What road woes?
The Denver Broncos entered Arrowhead Stadium in Kansas City, MO on a mission: exorcise the demons that have haunted them on the road. They immediately went to work doing just that, as Peyton Manning threw two first quarter touchdowns and T.J. Ward and Quinton Carter each sacked Kansas City Chiefs QB Alex Smith in the first quarter to give the Broncos a 14-0 lead. Denver would kick four straight field goals to maintain their two-score lead and win 29-16.
The first quarter was won in dominating fashion by the Broncos. Denver outgained Kansas City 122 yards to minus-10 (the worst first quarter yardage total by an NFL team this year) as the Broncos defense sacked Chiefs QB Alex Smith twice and forced three straight three-and-outs. The Broncos converted their first five third downs while Manning threw two TDs - one to Demaryius Thomas, one to Anderson, giving Denver an early 14-0 lead.
In the second quarter, the Broncos quickly extended their lead to 17-0, but then the Chiefs were able to execute a touchdown drive. Smith and company converted a 4th and 1, then two straight passes to his tight ends - one to Travis Kelce, one to Anthony Fasano - led to a Chiefs score and a 17-7 game.
By the time the Broncos and Chiefs exchanged field goals in the third quarter, things were starting to fall apart a bit.
Broncos letting the Chiefs hang around. After going 5-of-5 on 3rd downs to start the game, the Broncos are 2-of-9 since.— Andrew Mason (@MaseDenver) December 1, 2014
The Broncos' defense and special teams did all they could to give Manning the field position he needed: Late in the third quarter, Terrance Knighton tipped a Smith pass into DeMarcus Ware's intercepting hands, setting up Manning at the Chiefs' 13-yard line; the Broncos didn't get anywhere and settled for a field goal. A few drives later, in the fourth quarter, Omar Bolden recovered a muffed Chiefs punt. Again the Broncos settled for three, going up 26-10.
The Chiefs then drove 62 yards in seven plays for their second touchdown drive of the game, culminated by a 12-yard touchdown pass from Smith to Jamaal Charles, who broke a Tony Carter tackle, to pull within 10 points. Brandon Marshall defensed a pass in the end zone during the two-point attempt that maintained the Broncos' two-score lead, 26-16.
Really, this game was all C.J. Anderson.
Photo: Peter Aiken/Getty Images
Anderson not only caught Manning's second touchdown; he was averaging 5.7 yards per carry late in the 4th quarter of Denver's win. The Broncos rushed for 164 yards in three quarters compared to 146 yards through the air behind Anderson's legs, aided by 39 yards from Juwan Thompson.

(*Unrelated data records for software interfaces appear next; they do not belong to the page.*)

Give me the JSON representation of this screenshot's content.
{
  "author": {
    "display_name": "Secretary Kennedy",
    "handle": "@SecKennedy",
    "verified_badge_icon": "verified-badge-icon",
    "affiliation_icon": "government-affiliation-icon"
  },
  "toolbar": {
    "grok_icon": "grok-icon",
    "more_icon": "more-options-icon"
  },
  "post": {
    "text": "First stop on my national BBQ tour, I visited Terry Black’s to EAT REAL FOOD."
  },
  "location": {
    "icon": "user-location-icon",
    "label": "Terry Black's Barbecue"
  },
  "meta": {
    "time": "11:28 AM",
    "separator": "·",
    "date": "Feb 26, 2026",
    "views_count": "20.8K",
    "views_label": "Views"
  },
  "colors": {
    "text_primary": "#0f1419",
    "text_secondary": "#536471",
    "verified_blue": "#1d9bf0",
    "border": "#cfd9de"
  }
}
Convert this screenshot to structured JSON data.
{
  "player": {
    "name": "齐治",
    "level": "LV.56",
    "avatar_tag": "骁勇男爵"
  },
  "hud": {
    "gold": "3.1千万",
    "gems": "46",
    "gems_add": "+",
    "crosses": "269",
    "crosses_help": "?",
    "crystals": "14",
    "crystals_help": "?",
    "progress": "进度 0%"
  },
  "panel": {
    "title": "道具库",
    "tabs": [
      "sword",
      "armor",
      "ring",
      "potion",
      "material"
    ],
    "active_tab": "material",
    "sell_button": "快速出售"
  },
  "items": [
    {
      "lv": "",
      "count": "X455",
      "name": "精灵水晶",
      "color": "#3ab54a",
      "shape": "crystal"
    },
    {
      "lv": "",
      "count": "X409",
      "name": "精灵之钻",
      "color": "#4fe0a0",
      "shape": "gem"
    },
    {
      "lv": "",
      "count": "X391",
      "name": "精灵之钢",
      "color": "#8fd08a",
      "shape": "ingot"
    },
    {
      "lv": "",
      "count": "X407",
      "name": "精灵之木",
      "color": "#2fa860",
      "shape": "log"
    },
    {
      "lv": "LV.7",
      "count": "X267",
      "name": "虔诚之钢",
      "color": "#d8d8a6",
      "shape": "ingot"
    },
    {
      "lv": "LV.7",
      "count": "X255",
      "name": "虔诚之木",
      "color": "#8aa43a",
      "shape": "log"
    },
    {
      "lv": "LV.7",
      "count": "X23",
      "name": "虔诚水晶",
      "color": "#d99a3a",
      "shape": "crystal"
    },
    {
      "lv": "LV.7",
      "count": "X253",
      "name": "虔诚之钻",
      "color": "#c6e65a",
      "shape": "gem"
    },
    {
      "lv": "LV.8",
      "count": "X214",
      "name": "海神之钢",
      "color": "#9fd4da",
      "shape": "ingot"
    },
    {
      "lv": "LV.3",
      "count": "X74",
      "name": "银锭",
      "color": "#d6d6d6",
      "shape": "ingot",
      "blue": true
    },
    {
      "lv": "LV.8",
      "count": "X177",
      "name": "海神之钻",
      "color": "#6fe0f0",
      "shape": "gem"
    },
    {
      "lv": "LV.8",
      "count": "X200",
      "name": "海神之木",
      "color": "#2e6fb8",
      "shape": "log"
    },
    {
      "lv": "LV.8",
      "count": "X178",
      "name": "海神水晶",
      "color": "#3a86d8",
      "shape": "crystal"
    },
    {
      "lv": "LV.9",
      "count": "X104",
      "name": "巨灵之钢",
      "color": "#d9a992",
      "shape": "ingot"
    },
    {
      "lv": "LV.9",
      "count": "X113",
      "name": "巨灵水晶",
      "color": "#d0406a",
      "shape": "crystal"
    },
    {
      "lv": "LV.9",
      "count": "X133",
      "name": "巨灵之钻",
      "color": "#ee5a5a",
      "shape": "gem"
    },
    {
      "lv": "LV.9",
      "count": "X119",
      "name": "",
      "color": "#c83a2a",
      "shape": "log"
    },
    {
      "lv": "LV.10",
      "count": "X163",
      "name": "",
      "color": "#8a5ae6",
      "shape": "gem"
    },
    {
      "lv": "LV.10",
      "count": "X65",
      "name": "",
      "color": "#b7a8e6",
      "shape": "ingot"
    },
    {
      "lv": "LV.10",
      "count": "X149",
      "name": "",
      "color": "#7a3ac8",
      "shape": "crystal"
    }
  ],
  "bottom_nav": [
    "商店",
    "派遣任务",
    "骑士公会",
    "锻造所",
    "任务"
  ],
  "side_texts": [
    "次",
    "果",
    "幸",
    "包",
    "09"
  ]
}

Broncos RB @CjAndersonRB9 w/his 2nd consecutive 150-yd rushing game. 1st Bronco to accomplish that feat since 2004 (Reuben Droughns).— Patrick Smyth (@psmyth12) December 1, 2014
Anderson is the first player in the NFL to rush for over 150 yards since Adrian Peterson in 2012.
Denver's defense deserves a ton of credit as well. The Chiefs didn't convert a single third down until late in the fourth quarter, and Broncos defenders forced two turnovers (the Pot Roast/D-Ware tip drill and a Donnie Avery fumble, forced by Rahim Moore and recovered by Bradley Roby). The Broncos defense sacked Smith six times.
With the win, the Broncos improved to 9-3, tied for first place in the AFC, and gained a two-game edge on the Chiefs in the AFC West. They maintain a one-game lead over the San Diego Chargers in the division as the AFC playoff race enters the fourth quarter of its season.